No. 118, Docket No. 21161.

173 F.2d 565 (1949)


United States Court of Appeals, Second Circuit.

March 23, 1949.

Attorney(s) appearing for the Case

Walsh & Levine, of New York City (William F. Walsh and James Harte Levenson, both of New York City, of counsel), for plaintiff-respondent.

Satterlee, Warfield & Stephens, of New York City (James F. Dwyer and Bennett Frankel, both of New York City, of counsel), for defendant-appellant.

Before L. HAND, Chief Judge and CHASE and FRANK, Circuit Judges.

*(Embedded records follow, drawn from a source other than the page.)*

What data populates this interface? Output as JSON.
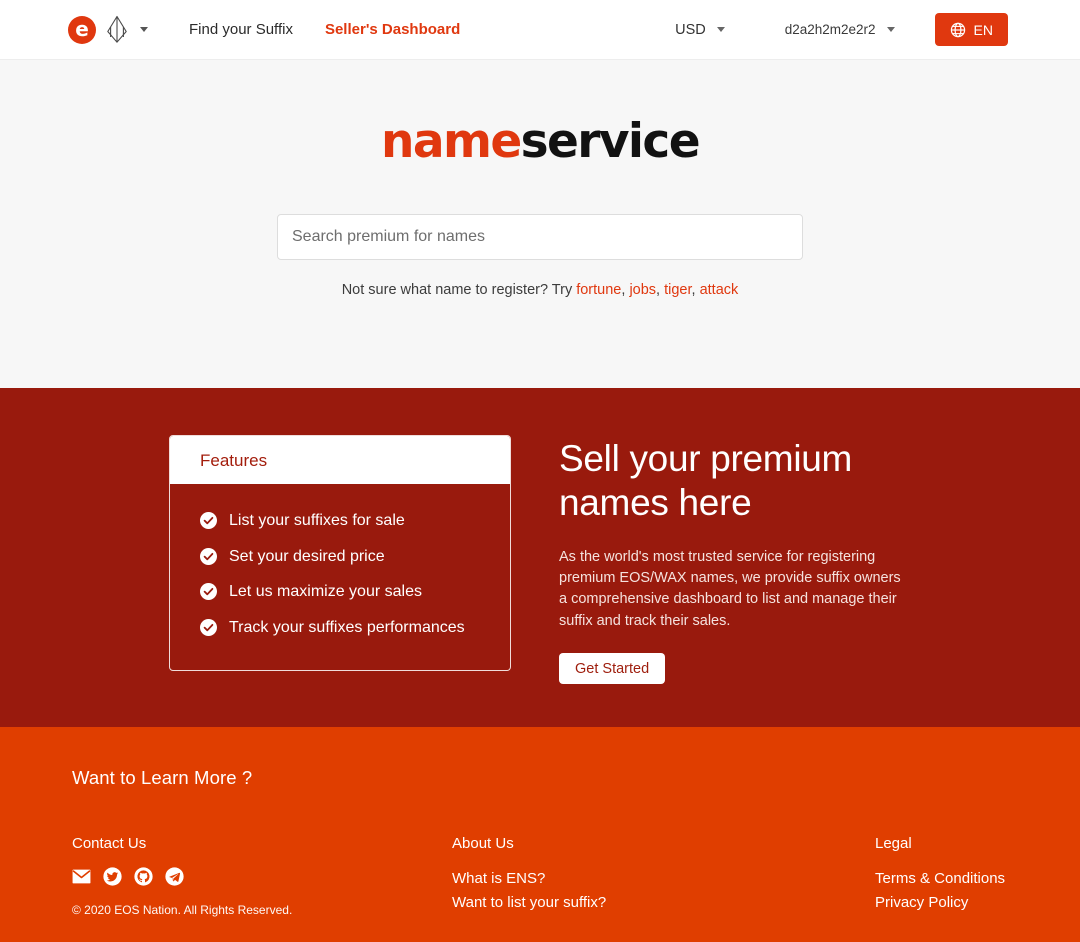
{
  "header": {
    "brand": {
      "eos_letter": "e",
      "eos_mark_name": "eos-diamond-logo"
    },
    "nav": [
      {
        "label": "Find your Suffix",
        "accent": false
      },
      {
        "label": "Seller's Dashboard",
        "accent": true
      }
    ],
    "currency": "USD",
    "account": "d2a2h2m2e2r2",
    "language": "EN"
  },
  "hero": {
    "logo_first": "name",
    "logo_second": "service",
    "search_placeholder": "Search premium for names",
    "search_value": "",
    "hint_prefix": "Not sure what name to register? Try ",
    "suggestions": [
      "fortune",
      "jobs",
      "tiger",
      "attack"
    ]
  },
  "sell": {
    "card": {
      "title": "Features",
      "items": [
        "List your suffixes for sale",
        "Set your desired price",
        "Let us maximize your sales",
        "Track your suffixes performances"
      ]
    },
    "title": "Sell your premium names here",
    "description": "As the world's most trusted service for registering premium EOS/WAX names, we provide suffix owners a comprehensive dashboard to list and manage their suffix and track their sales.",
    "cta": "Get Started"
  },
  "footer": {
    "heading": "Want to Learn More ?",
    "contact": {
      "title": "Contact Us",
      "socials": [
        "email-icon",
        "twitter-icon",
        "github-icon",
        "telegram-icon"
      ]
    },
    "about": {
      "title": "About Us",
      "links": [
        "What is ENS?",
        "Want to list your suffix?"
      ]
    },
    "legal": {
      "title": "Legal",
      "links": [
        "Terms & Conditions",
        "Privacy Policy"
      ]
    },
    "copyright": "© 2020 EOS Nation. All Rights Reserved."
  },
  "colors": {
    "accent_orange": "#e0380f",
    "footer_orange": "#e03e00",
    "deep_red": "#991a0d",
    "hero_bg": "#f7f7f7"
  }
}
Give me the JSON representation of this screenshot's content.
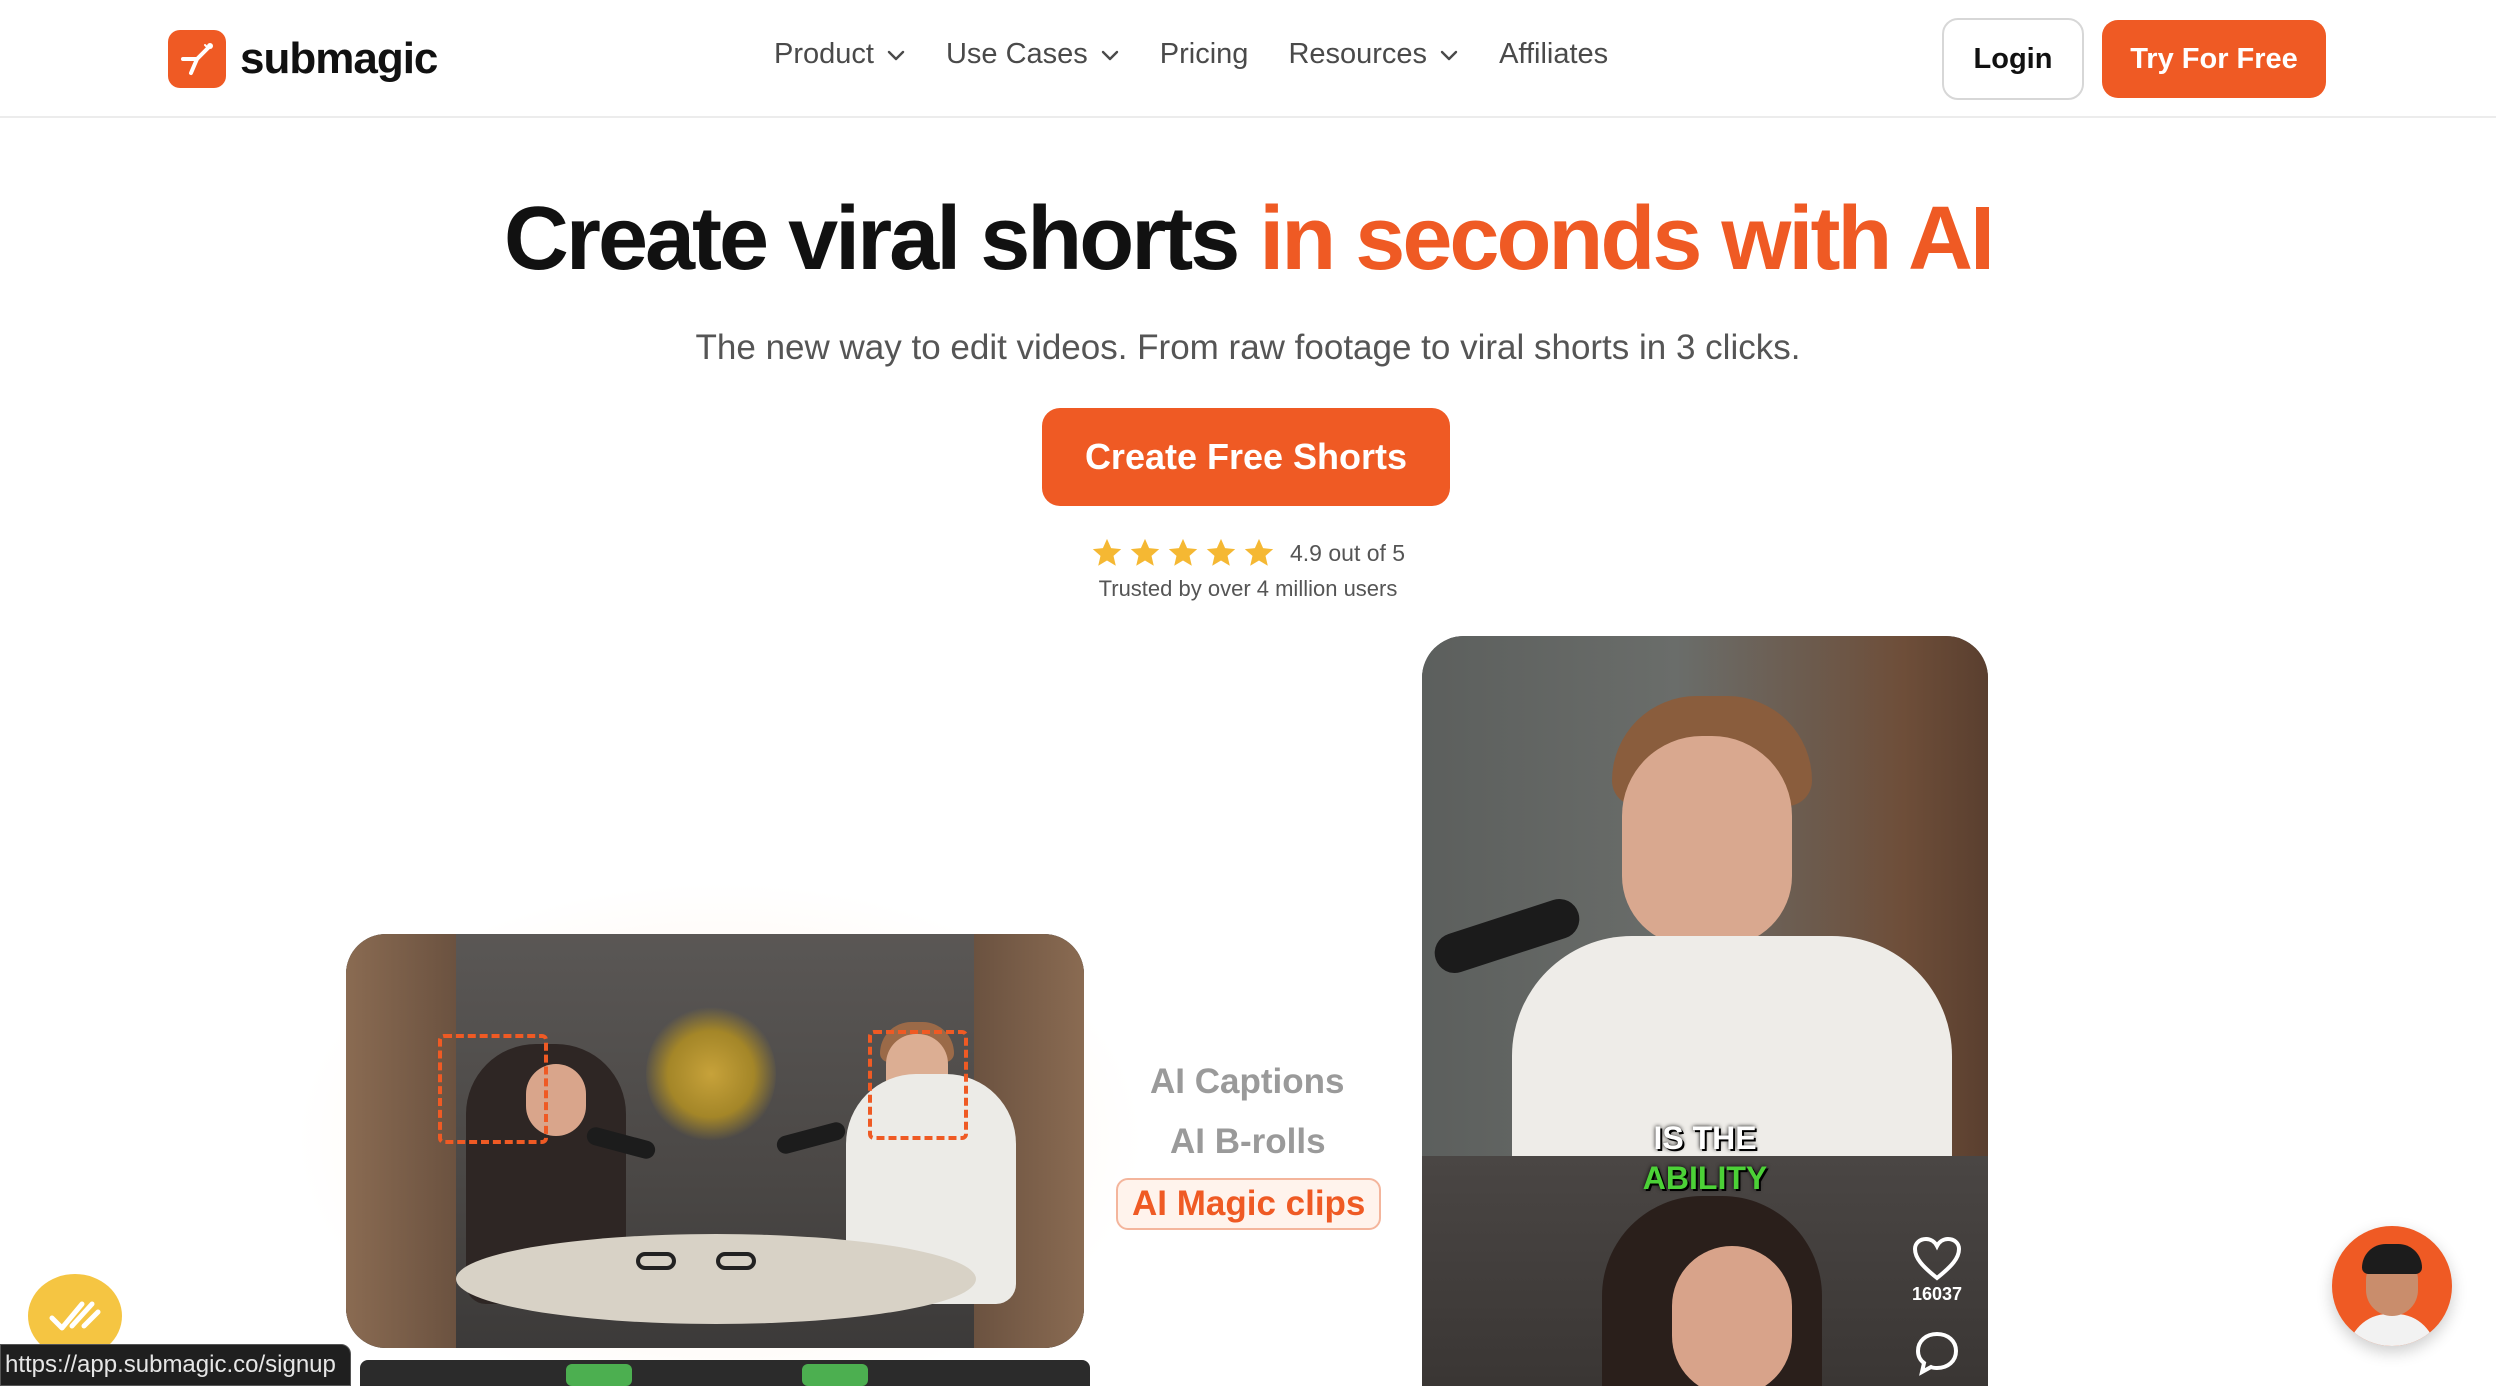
{
  "nav": {
    "brand": "submagic",
    "items": [
      {
        "label": "Product",
        "has_dropdown": true
      },
      {
        "label": "Use Cases",
        "has_dropdown": true
      },
      {
        "label": "Pricing",
        "has_dropdown": false
      },
      {
        "label": "Resources",
        "has_dropdown": true
      },
      {
        "label": "Affiliates",
        "has_dropdown": false
      }
    ],
    "login_label": "Login",
    "try_label": "Try For Free"
  },
  "hero": {
    "title_main": "Create viral shorts",
    "title_accent": "in seconds with AI",
    "subtitle": "The new way to edit videos. From raw footage to viral shorts in 3 clicks.",
    "cta_label": "Create Free Shorts",
    "rating_text": "4.9 out of 5",
    "stars": 5,
    "trusted_text": "Trusted by over 4 million users"
  },
  "features": {
    "items": [
      "AI Captions",
      "AI B-rolls"
    ],
    "active": "AI Magic clips"
  },
  "phone_video": {
    "caption_line1": "IS THE",
    "caption_line2": "ABILITY",
    "like_count": "16037"
  },
  "status_url": "https://app.submagic.co/signup",
  "colors": {
    "accent": "#ef5a24",
    "star": "#f5b833",
    "caption_highlight": "#4cd137"
  }
}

The rules of the Supreme Court have provided for more than a hundred years1 that in case of reversal, costs shall be allowed "unless otherwise ordered by the court." That is now embodied in Rule 32(3) of the rules of that court, 28 U.S. C.A.; and our own Rule 30(2) is even stronger: "costs, so far as taxable, shall be allowed as of course to the prevailing party unless the course otherwise directs." No doubt that allows exceptions, but from the beginning in 1891 it has been the unbroken practice at least in this circuit, so far as we know, or can learn from the clerk's office, never to allow "costs to abide the event" in case of reversal;2 and we gather that that is the rule elsewhere.3 The only exception we can find is United States v. Beaty4 in which in 1847 Justice Daniel and Johnson, D. J., awarded "costs [to] abide the event," because "it was the error of the court" which had rendered a new trial necessary.

We regard our local practice as an almost conclusive gloss upon the rule; nor can we see that it makes any difference whether the error was one of the court or not, provided it is the appellee who has induced the court to make it; for, as between him and the appellant, justice demands that he, who has been the cause of the expense, shall pay for it. It is never wise to lay down a draconic rule, and conceivably there may be situations in which the appellee has been as much the victim of the court as the appellant; but they will be exceedingly rare. At any rate, the case at bar is not one of these. It is true that the judge prepared his own findings, but there was nothing in the record to support a finding that Horton intended to give part of the shares to his wife before Broffe had committed himself to the sale.

Petition denied.


1. Bradstreet v. Potter, 16 Pet. 317, 10 L.Ed. 978.
2. Land Oberoesterreich v. Gude, 2 Cir., 93 F.2d 292; Berthold v. Burton, C.C., 169 F. 495 (Lacombe, J.); Jennings v. Burton, C.C., 177 F. 603 (Lacombe, J.).
3. Bailey v. Mississippi Home Telephone Co., D.C., 254 F. 358.
4. Fed.Cas.No.14,555.


1000 Characters Remaining reserves the right to edit or remove comments but is under no obligation to do so, or to explain individual moderation decisions.

User Comments

Listed below are the cases that are cited in this Featured Case. Click the citation to see the full text of the cited case. Citations are also linked in the body of the Featured Case.

Cited Cases

  • No Cases Found

Listed below are those cases in which this Featured Case is cited. Click on the case name to see the full text of the citing case.

Citing Cases